Artificial insemination is a simple procedure in which specially treated sperm from the male partner is injected into the female partner’s reproductive tract. The procedure dates back to the early 20th century. In most cases, artificial insemination is performed with the husband’s sperm. If the husband’s ejaculate contains very few or no live sperm, sperm from a donor can be injected.
Most often, artificial insemination is often recommended to treat infertility caused by mild to moderate male factor infertility, insufficient cervical mucus, hostile cervical mucus, or various structural abnormalities in the woman. If the problem is with the husband having a low sperm count, ICSI is a procedure that, while costlier and more complex, should be used.
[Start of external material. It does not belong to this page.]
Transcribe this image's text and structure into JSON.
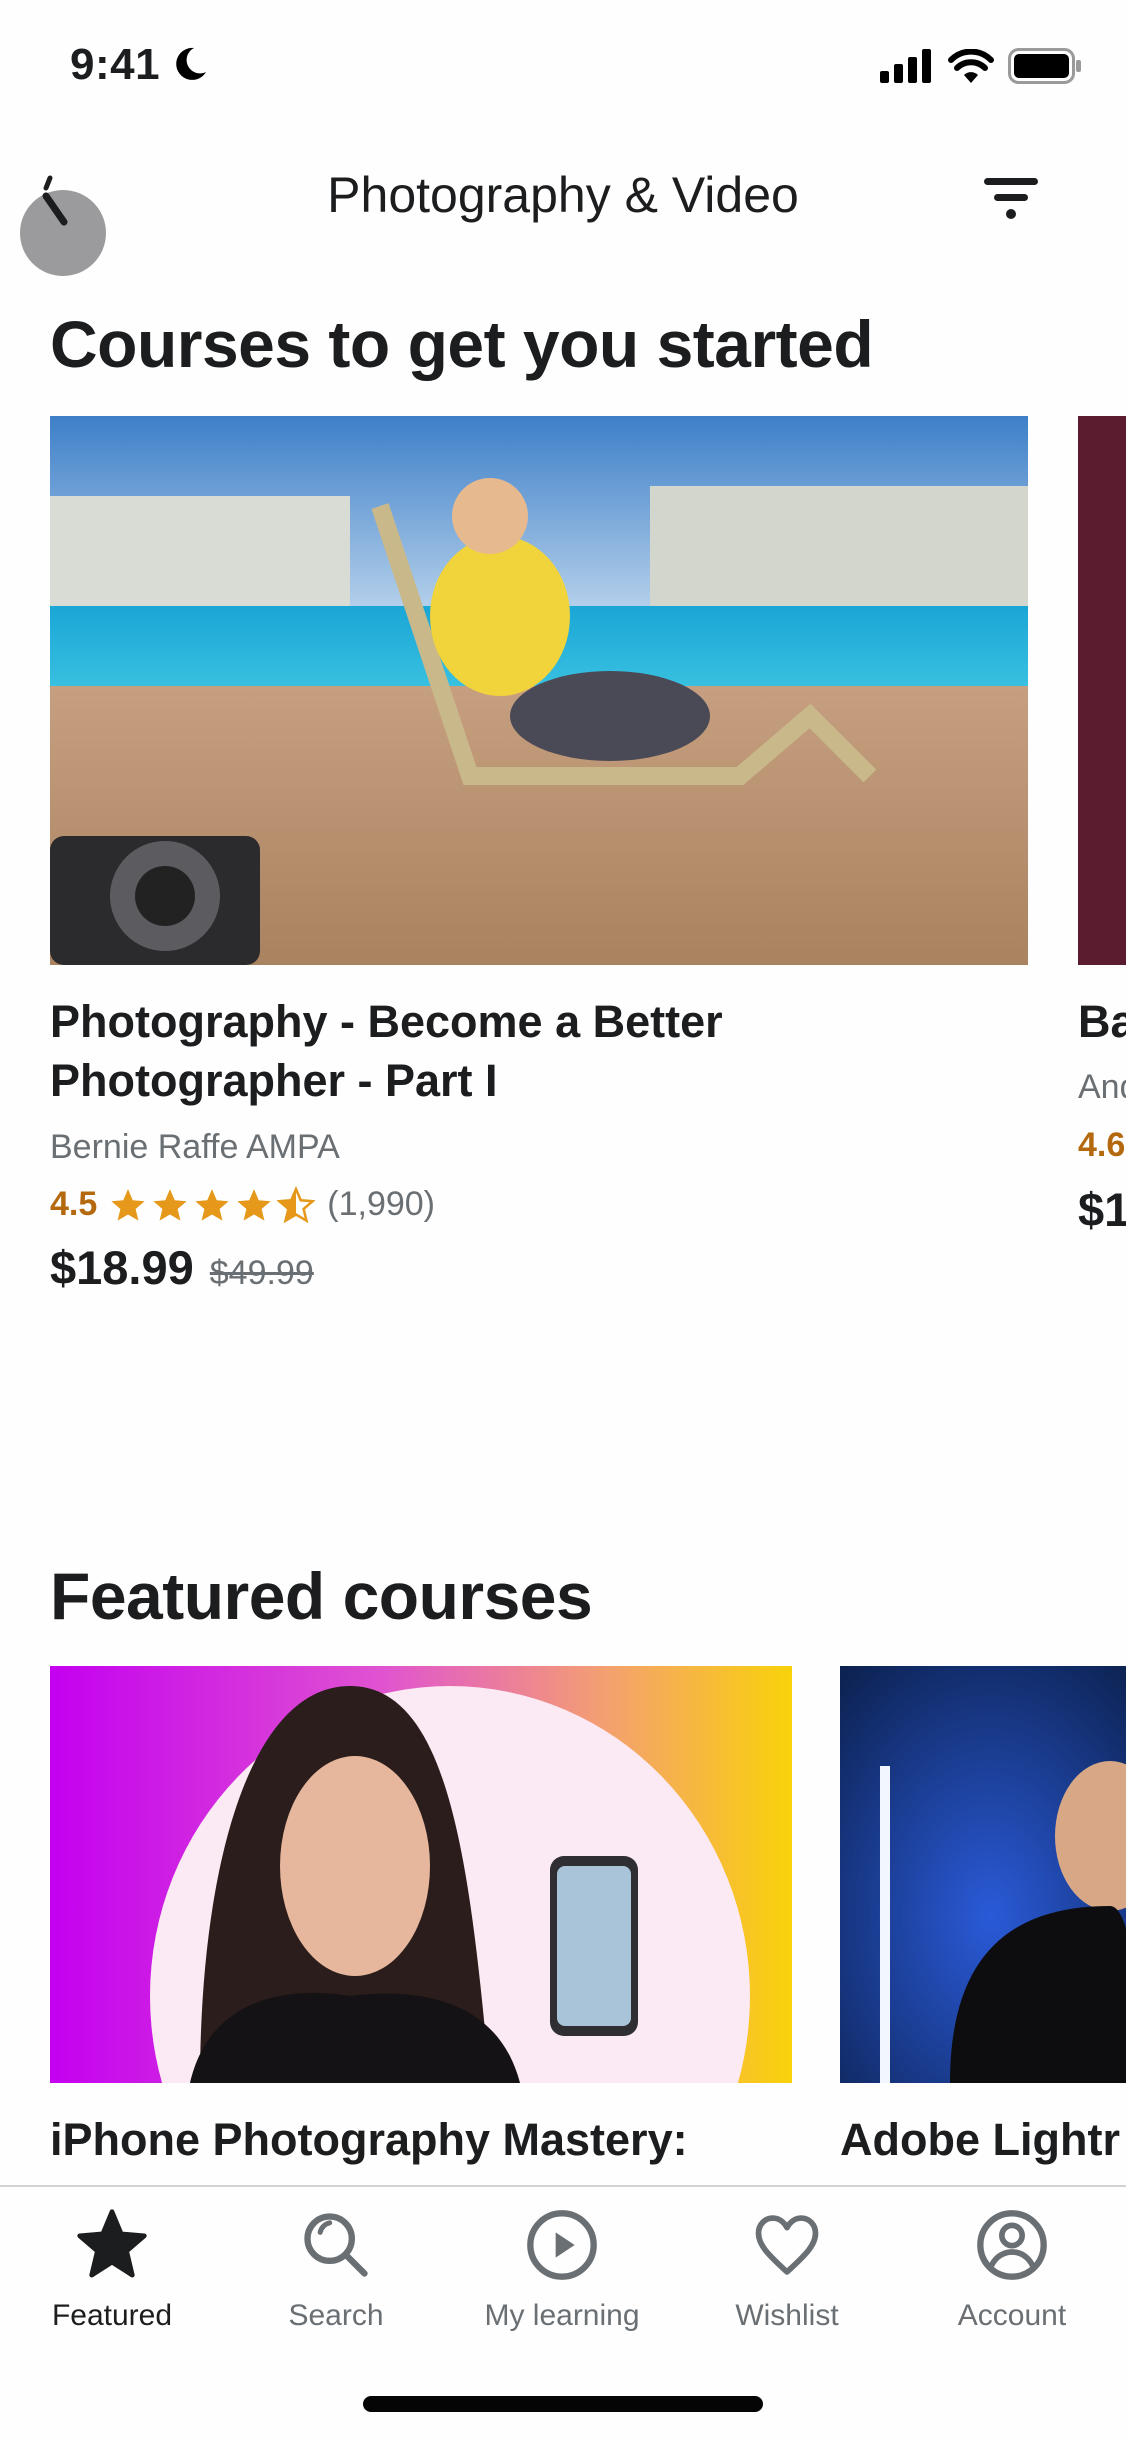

Artificial insemination actually refers to a general procedure. There are several types of artificial insemination, based upon the location that the sperm is inseminated into the female. They include intracervical, intrauterine, intrafollicular, and intratubal inseminations.
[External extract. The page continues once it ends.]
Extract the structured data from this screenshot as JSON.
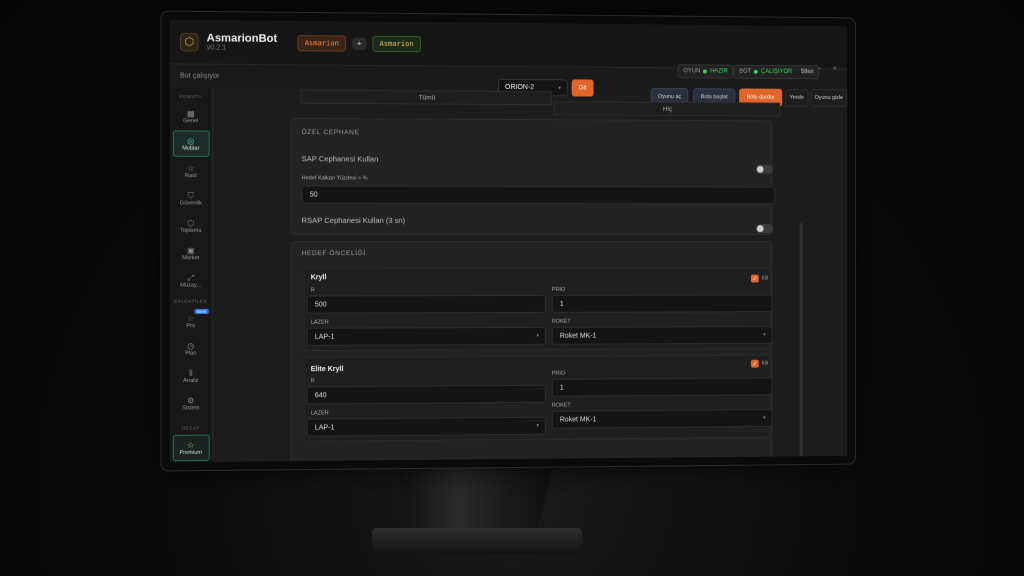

As far as fertility treatment goes, artificial insemination is a relatively quick procedure. It typically takes place in the clinical office. It is performed by passing a sterile catheter containing the sperm through the cervix and into the uterine cavity. The sperm are then injected directly into the uterus. Usually the insemination itself causes little if any discomfort. Following the insemination procedure, you will likely be asked to remain lying down with your hips elevated for about 45 minutes.